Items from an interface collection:
-------------------------
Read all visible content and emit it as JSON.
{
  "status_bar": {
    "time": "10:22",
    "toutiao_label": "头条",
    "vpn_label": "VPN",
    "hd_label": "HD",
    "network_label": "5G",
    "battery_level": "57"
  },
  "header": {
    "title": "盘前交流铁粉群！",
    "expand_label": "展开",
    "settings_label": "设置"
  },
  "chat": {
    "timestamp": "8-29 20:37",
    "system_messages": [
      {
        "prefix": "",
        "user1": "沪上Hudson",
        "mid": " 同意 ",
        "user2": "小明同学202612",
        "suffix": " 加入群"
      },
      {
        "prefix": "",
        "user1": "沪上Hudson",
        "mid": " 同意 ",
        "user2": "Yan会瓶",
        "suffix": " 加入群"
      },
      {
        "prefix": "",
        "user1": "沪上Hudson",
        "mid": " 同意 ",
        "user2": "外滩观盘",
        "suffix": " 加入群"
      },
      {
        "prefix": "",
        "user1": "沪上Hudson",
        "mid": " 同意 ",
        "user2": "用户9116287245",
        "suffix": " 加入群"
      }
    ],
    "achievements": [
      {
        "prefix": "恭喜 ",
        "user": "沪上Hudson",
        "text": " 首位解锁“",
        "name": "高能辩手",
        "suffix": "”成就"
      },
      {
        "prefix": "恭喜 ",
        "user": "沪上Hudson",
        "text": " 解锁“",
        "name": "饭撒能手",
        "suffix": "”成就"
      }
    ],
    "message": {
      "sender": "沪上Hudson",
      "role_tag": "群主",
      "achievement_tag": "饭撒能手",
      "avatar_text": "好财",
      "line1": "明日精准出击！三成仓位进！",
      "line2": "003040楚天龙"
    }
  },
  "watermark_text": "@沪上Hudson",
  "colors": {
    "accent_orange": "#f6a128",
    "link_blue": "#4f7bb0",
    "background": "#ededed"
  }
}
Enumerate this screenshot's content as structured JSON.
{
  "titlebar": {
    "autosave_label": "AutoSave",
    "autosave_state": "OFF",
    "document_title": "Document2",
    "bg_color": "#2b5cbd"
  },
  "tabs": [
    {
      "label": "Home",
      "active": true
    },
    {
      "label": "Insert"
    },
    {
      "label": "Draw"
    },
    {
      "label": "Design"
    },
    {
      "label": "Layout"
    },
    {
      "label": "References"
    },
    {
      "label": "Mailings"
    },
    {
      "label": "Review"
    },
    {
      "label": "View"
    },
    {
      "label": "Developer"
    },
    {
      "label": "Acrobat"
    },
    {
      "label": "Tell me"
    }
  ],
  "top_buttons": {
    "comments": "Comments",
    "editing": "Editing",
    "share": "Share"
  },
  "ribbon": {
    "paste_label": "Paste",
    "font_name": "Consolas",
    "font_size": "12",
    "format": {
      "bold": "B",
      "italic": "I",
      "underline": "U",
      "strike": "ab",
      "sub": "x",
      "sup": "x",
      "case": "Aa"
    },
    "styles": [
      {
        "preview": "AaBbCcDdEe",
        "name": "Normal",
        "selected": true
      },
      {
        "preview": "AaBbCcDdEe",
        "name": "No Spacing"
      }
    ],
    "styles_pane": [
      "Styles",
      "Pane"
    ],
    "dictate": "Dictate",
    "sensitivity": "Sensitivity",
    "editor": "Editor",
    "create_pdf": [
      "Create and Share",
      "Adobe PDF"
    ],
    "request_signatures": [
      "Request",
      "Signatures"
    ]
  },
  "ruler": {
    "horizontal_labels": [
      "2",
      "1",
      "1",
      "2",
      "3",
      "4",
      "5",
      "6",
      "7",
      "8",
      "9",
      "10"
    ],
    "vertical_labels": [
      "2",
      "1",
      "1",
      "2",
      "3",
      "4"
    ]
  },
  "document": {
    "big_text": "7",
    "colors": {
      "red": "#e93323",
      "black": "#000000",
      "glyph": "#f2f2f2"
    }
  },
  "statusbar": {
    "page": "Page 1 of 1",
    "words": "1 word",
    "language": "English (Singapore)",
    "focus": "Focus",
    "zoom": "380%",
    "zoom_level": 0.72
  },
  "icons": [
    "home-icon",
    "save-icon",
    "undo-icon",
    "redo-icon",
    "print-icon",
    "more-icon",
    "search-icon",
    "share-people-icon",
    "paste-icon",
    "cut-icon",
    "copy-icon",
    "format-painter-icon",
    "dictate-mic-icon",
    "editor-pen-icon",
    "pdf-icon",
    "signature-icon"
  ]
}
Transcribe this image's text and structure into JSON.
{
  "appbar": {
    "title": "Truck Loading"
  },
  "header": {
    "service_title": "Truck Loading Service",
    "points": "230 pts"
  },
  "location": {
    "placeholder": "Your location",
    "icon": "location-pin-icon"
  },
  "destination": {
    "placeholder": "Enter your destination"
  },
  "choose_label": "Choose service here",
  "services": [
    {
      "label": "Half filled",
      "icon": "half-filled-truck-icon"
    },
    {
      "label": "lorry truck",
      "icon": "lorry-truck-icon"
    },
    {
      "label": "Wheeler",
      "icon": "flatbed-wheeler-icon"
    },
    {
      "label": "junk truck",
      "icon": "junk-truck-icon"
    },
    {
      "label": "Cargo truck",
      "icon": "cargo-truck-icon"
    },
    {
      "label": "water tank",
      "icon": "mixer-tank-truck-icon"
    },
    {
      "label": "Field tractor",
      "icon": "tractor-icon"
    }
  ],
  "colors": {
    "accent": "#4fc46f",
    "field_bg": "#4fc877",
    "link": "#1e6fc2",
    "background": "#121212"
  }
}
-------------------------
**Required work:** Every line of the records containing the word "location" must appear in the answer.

**Task response:**
  "location": {
    "placeholder": "Your location",
    "icon": "location-pin-icon"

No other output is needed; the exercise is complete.